  15. Motion of charged particles in an electromagnetic knot

    E-print Network

    M. Arrayás; J. L. Trueba

    2010-01-27

    In this paper we consider the classical relativistic motion of charged particles in a knotted electromagnetic field. After reviewing how to construct electromagnetic knots from maps between the three-sphere and the two-sphere, we introduce a mean quadratic radius of the energy density distribution in order to study some properties of this field. We study the classical relativistic motion of electrons in the electromagnetic field of the Hopf map, and compute their trajectories. It is observed that these electrons initially at rest are strongly accelerated by the electromagnetic force, becoming ultrarelativistic in a period of time that depends on the knot energy and size.

  16. Electromagnetic scattering and induction models for spheroidal geometries

    E-print Network

    Barrowes, Benjamin E., 1973-

    2004-01-01

    Electromagnetic scattering from a medium containing randomly distributed discrete dielectric spheroidal inclusions is studied.

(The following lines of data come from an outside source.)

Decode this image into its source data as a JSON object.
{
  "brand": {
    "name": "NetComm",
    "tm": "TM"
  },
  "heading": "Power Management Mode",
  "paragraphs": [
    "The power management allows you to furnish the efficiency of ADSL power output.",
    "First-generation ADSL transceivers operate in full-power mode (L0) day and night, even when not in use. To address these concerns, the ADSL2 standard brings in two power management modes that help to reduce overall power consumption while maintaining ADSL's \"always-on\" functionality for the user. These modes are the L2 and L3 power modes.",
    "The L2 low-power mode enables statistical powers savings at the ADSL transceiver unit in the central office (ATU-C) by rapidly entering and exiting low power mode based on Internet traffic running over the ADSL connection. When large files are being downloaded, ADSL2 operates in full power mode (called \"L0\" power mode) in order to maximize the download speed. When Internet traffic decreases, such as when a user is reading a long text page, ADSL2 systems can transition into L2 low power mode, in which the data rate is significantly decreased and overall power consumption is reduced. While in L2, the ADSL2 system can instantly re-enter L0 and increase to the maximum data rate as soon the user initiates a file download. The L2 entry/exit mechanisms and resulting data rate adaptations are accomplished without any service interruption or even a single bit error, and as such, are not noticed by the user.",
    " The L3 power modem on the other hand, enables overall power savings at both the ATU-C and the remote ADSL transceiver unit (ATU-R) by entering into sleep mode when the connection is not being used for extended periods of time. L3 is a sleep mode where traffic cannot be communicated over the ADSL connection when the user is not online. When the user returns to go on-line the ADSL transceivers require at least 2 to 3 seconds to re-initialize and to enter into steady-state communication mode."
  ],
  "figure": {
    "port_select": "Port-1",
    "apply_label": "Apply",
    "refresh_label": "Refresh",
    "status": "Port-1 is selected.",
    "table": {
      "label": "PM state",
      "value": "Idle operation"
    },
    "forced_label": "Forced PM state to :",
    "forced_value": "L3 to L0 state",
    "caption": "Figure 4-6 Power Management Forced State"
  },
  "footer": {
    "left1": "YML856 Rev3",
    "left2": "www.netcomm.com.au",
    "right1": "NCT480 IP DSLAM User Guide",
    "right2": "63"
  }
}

Also, the broadband magnetoquasistatic solution for the induced magnetic field from a conducting ...

  17. 6.013 Electromagnetics and Applications, Fall 2002

    E-print Network

    Staelin, David H.

    Electromagnetic phenomena are explored in modern applications including wireless communications, circuits, computer interconnects and peripherals, optical fiber links and components, microwave communications and radar, ...

  18. Thermodynamic restrictions on the constitutive equations of electromagnetic theory

    NASA Technical Reports Server (NTRS)

    Coleman, B. D.; Dill, E. H.

    1971-01-01

    Thermodynamics second law restrictions on constitutive equations of electromagnetic theory for nonlinear materials with long-range gradually fading memory, considering dissipation principle consequences

  19. Assessing the benefits of DCT compressive sensing for computational electromagnetics

    E-print Network

    D'Ambrosio, Kristie (Kristie L.)

    2011-01-01

    Computational electromagnetic problems are becoming exceedingly complex and traditional computation methods are simply no longer good enough for our technologically advancing world. Compressive sensing theory states that ...

  20. 6.641 Electromagnetic Fields, Forces, and Motion, Spring 2003

    E-print Network

    Zahn, Markus, 1946-

    Electric and magnetic quasistatic forms of Maxwell's equations applied to dielectric, conduction, and magnetization boundary value problems. Electromagnetic forces, force densities, and stress tensors, including magnetization ...